Reporting from Memphis, Tenn. — Never, Memphis center Marc Gasol maintained, has he thought he could have been on the Lakers' championship team.
Gasol said the trade that sent him along with three other Lakers and two first-round draft picks to Memphis for his brother Pau was the driving force behind the Lakers' winning the title.
"They probably wouldn't have won a championship without Pau," Marc said. "So the trade had to happen. The Lakers gave me a chance to play. I didn't know if I wanted to come to the NBA or not. It took me a year to decide that, and I ended up here in Memphis, a city that I love."
The Lakers used the 48th pick in the second round of the 2007 NBA draft to select Marc from Barcelona, Spain, knowing that he was a project and that he wouldn't come to the NBA right away.
Two seasons into his career, Gasol, 25, has developed into a solid center.
He had a double-double against the Lakers on Monday night in Memphis' victory, scoring 11 points and grabbing 13 rebounds, and he blocked three shots.
"I don't think the Lakers really knew me when they first drafted me," Gasol said. "They just saw my name and my size and my stats. They just picked somebody because they had to. There was nobody else left on that draft."
Gasol entered Monday night's game averaging 15.2 points, 9.7 rebounds and 2.3 assists.
He spent time in the U.S. attending high school from 2001-03 when Pau played for Memphis.
Marc was called the "Big Burrito" in high school, but he has lost weight and developed his 7-1, 265-pound body.
Former Memphis coach Mike Fratello, who is now a TNT analyst, said the trade was initially "one-sided" but the gap had closed with the evolution of Marc's game.
"I don't think anybody in the local [Memphis] community knew how good Marc was going to be," Fratello said. "That Marc Gasol was a totally different Marc Gasol than the one we're seeing right now. He's 25 to 30 pounds lighter than he was. He made that commitment. They have a great interior combination right now."
Lakers Coach Phil Jackson, who remained tied with Pat Riley for the most wins in franchise history (533), was asked what he would be doing if he weren't coaching.
Jackson said an aptitude test given by the NBA Players Assn. after he retired showed he would make a "good outdoor adventurer, a nursery school teacher, a lawyer and a minister."
Instead, Jackson has been coaching for 19 years, 10 with the Lakers.

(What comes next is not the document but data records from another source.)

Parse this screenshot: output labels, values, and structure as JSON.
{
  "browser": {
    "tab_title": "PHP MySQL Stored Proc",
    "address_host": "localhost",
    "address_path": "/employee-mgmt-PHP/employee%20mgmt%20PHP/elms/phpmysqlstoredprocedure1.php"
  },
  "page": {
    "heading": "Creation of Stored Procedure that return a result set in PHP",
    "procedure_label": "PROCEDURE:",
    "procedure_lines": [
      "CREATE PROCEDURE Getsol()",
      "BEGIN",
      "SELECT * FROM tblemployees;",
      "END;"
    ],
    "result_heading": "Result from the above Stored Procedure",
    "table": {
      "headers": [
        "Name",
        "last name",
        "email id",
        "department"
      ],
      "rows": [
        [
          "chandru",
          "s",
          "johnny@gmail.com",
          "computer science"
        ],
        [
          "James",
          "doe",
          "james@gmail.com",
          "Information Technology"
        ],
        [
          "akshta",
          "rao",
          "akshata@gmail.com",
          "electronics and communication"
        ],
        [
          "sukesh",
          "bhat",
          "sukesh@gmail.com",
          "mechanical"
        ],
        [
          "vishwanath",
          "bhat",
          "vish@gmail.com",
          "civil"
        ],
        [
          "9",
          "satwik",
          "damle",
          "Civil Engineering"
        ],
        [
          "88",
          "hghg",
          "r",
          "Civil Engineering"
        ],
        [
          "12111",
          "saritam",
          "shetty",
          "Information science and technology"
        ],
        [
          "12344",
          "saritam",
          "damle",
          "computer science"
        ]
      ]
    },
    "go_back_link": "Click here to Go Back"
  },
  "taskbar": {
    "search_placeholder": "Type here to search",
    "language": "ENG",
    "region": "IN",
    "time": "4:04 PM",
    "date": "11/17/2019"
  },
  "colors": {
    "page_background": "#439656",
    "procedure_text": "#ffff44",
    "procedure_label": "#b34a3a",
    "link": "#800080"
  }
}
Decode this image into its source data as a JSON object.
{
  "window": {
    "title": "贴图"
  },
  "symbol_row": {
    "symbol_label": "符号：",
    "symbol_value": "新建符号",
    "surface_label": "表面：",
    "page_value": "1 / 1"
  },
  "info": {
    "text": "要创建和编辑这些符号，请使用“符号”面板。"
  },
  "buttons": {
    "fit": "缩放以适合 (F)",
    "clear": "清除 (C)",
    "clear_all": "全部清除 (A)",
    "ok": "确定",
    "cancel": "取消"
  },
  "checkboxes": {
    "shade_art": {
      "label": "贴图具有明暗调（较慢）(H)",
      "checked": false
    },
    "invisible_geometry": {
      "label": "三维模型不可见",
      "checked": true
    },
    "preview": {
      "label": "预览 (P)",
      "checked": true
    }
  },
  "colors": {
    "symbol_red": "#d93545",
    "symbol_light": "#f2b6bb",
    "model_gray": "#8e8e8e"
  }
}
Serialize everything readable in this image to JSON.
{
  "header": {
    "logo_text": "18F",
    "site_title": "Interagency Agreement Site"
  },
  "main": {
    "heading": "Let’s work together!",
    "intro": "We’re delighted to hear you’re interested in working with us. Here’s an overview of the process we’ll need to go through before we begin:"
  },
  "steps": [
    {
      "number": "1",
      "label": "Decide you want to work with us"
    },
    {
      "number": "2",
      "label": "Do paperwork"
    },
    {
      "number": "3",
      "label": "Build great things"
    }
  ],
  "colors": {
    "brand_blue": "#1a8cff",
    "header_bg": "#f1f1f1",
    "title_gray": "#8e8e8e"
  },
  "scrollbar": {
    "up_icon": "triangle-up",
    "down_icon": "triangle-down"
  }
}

"I certainly didn't expect to be here this long and probably wouldn't be if I didn't have such a great relationship with some of the Buss family," Jackson joked, referring to his girlfriend, JeanieBuss, the team's vice president of business operations and the daughter of Lakers owner Jerry Buss.